Furthermore, according to the American Society for Engineering Education, women received just 18 percent of engineering bachelor's degrees in 2010, and receive 20 percent of all bachelor's degrees in computer science awarded in the U.S., according to NPR. This means that, based on the professions women are choosing pursue, there is a much smaller pool of female candidates for Square and similar companies.
However, the fact that this photo has sparked such heated debate does say some things about gender dynamics in the workplace – would we even be having this discussion if a prominent company posted a pic of an all-female batch of interns? Probably not.
Working in the public relations industry, I’m fortunate to say that I often lose sight of the gender gap because I don’t typically see it in my office. I work in a workplace that’s predominantly women (12 female employees to two males) and I feel that I’m fairly compensated for my efforts and never discriminated against. However, research conducted in recent years shows that, in general, women in the workplace are still at a disadvantage compared to their male counterparts. Research collected from the 2003 census shows that women only make about 77.5 cents for every dollar that a man earns (updated research shows it at around 80 cents). Women in professional specialty occupations earned just 72.7% of what men in the same position earned, and women in upper level executive, administrative, and managerial occupations earned even less at 72.3%. Doesn’t seem very fair! Research conducted by Grant Thorton found that four in ten businesses worldwide have no women in senior management. Here in the United States, women still feel the stress of trying to break into upper management, with 93% of the 439 senior women executives surveyed by Korn/Ferry International in the 1990s saying that a glass ceiling for women still existed.
Does this mean that it’s hopeless for women to expect fair pay and equal opportunities? Despite the gap in wages, many economists feel that it is due to different personal choices men and women make rather than because of an unfair work environment. Women and men often choose to prioritize career advancement versus personal fulfillment, child rearing, and hours spent at work differently. The reality seems to be the gap is slowly but surely closing as women become increasingly educated and dual-income families become the norm, but the gap hasn’t entirely closed, which can be pretty disheartening.
On a positive note, there are about 9.1 million women-owned businesses in the U.S. – that’s nearly 40% of all businesses. The frustrating idea that women don't make good managers just doesn't hold up when you look at these kinds of numbers, with women managing a large number of employees and making major profit in the process. Recent studies report that women outnumber men as managers in fields like human resources, health administration and education—and reports show that many businesses have seen a positive direct financial impact from hiring more women.
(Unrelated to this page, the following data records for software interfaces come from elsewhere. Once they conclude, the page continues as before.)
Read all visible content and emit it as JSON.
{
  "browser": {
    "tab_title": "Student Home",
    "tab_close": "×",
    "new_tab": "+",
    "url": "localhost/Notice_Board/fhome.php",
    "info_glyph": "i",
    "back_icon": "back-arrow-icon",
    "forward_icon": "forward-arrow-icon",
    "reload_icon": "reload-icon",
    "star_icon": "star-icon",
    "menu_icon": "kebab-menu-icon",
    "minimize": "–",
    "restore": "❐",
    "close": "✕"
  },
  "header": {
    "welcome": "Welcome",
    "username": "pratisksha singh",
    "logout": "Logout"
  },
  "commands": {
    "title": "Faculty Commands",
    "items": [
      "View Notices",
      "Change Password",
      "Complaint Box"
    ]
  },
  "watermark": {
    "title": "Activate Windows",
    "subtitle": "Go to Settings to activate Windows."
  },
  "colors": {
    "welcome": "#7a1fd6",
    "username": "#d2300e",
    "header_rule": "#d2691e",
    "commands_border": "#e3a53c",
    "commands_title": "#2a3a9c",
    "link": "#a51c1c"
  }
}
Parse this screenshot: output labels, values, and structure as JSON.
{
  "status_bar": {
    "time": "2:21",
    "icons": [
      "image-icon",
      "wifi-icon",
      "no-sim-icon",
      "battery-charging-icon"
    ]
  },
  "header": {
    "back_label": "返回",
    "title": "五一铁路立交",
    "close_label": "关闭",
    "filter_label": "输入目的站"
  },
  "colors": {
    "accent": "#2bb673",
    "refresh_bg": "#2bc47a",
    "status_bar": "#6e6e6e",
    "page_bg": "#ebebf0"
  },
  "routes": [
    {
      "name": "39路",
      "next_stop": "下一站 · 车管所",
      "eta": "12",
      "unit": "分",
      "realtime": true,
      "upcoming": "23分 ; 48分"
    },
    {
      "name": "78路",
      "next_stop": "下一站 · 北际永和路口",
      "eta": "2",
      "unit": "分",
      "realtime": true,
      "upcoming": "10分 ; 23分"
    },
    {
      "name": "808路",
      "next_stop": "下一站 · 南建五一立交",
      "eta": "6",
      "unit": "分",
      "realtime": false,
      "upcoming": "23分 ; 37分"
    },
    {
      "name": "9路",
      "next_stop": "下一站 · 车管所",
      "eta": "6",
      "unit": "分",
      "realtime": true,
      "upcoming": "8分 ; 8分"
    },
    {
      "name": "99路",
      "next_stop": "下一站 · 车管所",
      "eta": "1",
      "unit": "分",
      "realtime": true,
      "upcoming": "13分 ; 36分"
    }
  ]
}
It’s hard to deny that the workplace still presents different opportunities for men versus women, but it’s tougher to say whether the root is gender discrimination or a difference in personal and professional choices. It’s clear that women can, of course, be very successful in the workplace, but it’s still a sensitive issue, and a debate can be easily triggered by photos like Dorsey’s. What do you think, ladies? Have you ever been the victim of gender discrimination in the workplace, or do you feel there are fair chances for working women to get ahead?